"I have now put on the table a text that addresses, in precise detail, the sanctions lifting as well as the nuclear steps needed to restore the JCPOA," Josep Borrell wrote in an essay in the Financial Times. He was referring to the 2015 deal called the Joint Comprehensive Plan of Action.

"After 15 months of intense, constructive negotiations in Vienna and countless interactions with the JCPOA participants and the US, I have concluded that the space for additional significant compromises has been exhausted," he said, according to Reuters.

Ali Bagheri Kani, Iran's lead nuclear negotiator, confirmed Mr Borrell had put forward a new proposal, adding on Twitter: "We, too, have our own ideas, both in substance & form, to conclude the negotiations which would be shared."

Iran's top nuclear negotiator Ali Bagheri Kani listens to Russian Foreign Minister Sergey Lavrov during a meeting in Tehran on June 23. AP

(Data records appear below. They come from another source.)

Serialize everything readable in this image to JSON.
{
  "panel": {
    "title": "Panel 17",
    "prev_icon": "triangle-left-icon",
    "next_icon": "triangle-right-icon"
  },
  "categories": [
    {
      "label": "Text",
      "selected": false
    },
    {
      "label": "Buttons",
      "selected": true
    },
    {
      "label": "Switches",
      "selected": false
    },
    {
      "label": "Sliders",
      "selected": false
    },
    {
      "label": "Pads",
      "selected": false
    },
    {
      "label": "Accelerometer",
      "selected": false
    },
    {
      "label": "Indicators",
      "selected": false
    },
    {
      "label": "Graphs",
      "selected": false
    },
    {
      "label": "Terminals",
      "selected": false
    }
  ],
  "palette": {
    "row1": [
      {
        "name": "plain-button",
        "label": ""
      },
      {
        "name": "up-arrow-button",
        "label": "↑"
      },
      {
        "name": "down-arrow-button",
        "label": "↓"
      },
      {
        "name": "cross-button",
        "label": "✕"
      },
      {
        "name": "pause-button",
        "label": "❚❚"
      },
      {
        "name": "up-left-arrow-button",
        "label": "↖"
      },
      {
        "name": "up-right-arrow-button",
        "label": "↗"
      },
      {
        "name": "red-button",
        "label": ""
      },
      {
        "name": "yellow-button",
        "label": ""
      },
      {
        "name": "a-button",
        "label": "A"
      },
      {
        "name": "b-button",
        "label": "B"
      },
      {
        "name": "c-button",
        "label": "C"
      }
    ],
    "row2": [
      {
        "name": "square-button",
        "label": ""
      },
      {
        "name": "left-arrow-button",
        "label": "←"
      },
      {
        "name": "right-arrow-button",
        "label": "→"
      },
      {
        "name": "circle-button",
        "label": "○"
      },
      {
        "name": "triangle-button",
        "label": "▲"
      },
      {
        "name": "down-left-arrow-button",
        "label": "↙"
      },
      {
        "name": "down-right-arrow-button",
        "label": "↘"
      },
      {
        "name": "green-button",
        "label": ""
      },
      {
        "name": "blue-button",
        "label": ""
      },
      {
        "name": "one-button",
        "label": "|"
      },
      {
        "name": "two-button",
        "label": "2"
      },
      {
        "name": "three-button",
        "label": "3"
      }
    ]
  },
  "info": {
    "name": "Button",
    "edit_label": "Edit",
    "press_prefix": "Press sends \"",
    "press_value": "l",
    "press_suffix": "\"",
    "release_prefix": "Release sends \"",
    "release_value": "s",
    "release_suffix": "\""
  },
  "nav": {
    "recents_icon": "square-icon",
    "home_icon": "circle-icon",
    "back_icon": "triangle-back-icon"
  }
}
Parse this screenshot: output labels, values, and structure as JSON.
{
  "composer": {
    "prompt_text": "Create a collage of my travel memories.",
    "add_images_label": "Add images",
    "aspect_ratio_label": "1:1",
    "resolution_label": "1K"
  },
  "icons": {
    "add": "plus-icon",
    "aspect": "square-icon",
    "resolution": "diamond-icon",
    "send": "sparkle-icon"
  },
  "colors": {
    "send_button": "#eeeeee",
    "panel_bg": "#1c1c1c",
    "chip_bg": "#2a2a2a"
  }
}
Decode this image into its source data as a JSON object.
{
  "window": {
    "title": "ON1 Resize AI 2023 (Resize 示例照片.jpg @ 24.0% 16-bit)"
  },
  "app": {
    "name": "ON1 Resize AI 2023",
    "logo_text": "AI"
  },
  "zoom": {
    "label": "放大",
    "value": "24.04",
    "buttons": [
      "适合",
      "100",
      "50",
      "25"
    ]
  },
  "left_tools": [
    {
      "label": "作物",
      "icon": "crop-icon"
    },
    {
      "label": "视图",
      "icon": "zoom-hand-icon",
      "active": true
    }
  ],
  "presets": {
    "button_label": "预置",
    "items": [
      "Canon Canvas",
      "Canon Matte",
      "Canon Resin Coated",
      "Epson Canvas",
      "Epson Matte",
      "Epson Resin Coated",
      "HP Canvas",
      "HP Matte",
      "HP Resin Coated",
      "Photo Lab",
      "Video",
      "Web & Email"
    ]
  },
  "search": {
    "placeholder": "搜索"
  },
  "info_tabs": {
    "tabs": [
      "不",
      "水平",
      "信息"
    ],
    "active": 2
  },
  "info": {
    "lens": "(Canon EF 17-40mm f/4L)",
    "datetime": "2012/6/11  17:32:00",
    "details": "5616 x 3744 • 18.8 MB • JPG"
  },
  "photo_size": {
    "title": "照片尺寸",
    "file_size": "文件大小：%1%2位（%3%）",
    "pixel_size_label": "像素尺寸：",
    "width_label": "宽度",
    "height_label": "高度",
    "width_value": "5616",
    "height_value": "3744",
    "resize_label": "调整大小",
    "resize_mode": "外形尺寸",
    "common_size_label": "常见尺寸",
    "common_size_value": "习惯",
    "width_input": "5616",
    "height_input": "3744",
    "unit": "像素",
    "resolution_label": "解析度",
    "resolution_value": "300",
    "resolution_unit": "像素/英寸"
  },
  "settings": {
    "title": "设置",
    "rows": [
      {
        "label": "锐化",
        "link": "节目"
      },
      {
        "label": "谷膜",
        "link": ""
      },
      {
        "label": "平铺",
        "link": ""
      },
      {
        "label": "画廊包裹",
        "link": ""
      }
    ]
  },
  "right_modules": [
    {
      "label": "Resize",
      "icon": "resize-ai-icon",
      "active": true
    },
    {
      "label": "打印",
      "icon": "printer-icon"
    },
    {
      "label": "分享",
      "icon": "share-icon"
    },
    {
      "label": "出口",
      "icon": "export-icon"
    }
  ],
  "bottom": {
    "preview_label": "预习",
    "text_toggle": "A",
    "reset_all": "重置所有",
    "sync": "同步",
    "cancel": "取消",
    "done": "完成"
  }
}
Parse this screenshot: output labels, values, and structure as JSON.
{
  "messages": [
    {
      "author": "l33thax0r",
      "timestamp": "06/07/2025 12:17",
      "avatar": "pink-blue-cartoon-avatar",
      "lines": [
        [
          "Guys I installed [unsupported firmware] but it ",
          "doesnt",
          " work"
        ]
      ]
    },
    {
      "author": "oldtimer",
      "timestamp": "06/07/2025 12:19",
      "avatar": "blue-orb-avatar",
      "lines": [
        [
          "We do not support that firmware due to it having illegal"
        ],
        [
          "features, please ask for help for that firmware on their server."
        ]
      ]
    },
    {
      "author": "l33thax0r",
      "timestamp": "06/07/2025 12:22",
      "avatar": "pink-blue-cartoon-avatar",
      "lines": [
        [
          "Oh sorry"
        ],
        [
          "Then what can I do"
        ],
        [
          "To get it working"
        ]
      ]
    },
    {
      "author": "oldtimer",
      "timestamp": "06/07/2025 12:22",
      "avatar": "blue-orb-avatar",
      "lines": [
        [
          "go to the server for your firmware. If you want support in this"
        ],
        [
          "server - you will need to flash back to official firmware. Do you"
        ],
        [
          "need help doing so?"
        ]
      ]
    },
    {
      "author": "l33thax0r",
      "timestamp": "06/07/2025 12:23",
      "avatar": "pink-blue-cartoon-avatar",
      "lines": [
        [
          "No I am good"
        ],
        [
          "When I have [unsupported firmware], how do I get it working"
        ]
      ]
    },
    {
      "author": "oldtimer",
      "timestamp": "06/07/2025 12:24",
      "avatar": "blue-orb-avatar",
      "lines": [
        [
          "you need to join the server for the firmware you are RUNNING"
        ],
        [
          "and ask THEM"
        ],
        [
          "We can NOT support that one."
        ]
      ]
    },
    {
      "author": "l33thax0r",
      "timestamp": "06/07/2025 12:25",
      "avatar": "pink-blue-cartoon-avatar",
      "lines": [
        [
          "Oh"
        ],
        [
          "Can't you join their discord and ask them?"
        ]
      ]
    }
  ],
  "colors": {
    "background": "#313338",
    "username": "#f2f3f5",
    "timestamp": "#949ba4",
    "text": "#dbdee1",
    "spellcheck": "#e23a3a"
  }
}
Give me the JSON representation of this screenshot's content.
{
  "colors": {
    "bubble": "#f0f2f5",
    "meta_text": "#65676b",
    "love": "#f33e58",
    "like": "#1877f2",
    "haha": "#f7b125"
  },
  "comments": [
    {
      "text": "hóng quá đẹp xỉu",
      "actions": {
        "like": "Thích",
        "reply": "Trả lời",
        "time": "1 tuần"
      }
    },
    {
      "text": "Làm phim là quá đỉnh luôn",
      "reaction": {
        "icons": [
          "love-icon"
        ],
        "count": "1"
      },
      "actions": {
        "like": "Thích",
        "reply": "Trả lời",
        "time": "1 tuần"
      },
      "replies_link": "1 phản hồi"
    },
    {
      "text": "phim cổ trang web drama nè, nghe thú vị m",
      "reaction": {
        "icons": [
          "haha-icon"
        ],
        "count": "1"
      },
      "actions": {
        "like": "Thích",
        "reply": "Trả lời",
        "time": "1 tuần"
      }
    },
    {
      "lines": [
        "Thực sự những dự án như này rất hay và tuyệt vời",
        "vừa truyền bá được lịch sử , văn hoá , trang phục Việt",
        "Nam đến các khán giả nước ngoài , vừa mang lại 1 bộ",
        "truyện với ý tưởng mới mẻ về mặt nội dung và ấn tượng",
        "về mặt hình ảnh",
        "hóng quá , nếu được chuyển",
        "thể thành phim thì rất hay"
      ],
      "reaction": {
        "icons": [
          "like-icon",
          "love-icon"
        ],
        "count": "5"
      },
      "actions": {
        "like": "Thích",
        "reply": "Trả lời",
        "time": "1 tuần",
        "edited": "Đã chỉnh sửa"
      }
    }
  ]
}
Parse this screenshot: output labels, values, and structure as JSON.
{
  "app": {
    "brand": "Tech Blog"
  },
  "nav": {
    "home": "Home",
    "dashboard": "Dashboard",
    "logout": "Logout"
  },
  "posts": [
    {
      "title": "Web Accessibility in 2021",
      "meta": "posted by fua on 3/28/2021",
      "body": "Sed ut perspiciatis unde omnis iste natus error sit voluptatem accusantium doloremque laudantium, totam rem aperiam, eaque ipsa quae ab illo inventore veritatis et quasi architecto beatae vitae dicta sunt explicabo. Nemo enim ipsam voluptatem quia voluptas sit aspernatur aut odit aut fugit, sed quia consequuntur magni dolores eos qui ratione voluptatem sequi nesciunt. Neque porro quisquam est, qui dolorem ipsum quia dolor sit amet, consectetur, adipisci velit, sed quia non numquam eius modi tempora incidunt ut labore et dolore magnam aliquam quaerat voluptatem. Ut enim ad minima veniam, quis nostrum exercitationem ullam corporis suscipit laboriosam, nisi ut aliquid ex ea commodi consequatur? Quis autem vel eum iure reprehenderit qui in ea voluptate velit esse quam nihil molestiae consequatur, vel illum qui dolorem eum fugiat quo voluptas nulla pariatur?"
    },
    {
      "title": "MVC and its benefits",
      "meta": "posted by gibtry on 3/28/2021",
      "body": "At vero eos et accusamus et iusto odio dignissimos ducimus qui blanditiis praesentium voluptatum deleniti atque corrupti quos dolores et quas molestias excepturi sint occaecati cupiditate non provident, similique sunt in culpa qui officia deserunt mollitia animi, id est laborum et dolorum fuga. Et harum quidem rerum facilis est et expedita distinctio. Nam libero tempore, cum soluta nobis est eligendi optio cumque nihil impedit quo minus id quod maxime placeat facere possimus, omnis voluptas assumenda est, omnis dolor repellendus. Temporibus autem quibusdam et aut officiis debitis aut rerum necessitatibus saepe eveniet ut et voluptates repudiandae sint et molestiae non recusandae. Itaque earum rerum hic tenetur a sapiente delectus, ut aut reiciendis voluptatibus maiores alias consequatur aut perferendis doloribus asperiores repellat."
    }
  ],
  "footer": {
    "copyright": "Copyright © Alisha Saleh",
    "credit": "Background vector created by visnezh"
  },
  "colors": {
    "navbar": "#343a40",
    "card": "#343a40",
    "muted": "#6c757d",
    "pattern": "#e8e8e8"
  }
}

US State Department spokesman Ned Price told reporters that Washington was reviewing the "draft understanding" Mr Borrell had shared with Iran and other parties regarding the 2015 deal and would respond directly to the EU.

Mr Borrell did not provide details about his proposal, but he suggested — as many western officials have before — that time was running out to restore the deal under which Iran limited its nuclear programme in return for relief from economic sanctions.

"It is now time for swift political decisions to conclude the Vienna negotiations on the basis of my proposed text and to immediately return to a fully implemented JCPOA," he wrote. "If the deal is rejected, we risk a dangerous nuclear crisis, set against the prospect of increased isolation for Iran and its people."

Under the nuclear pact, Tehran limited its uranium enrichment programme, a potential pathway to nuclear weapons, although Iran says it seeks only civilian atomic energy, in exchange for relief from economic sanctions.

In 2018, then-US president Donald Trump abandoned the deal, calling it too soft on Iran, and re-imposed harsh US sanctions, spurring Tehran to begin breaching the nuclear limits in the pact about a year later.

Updated: July 27, 2022, 4:59 AM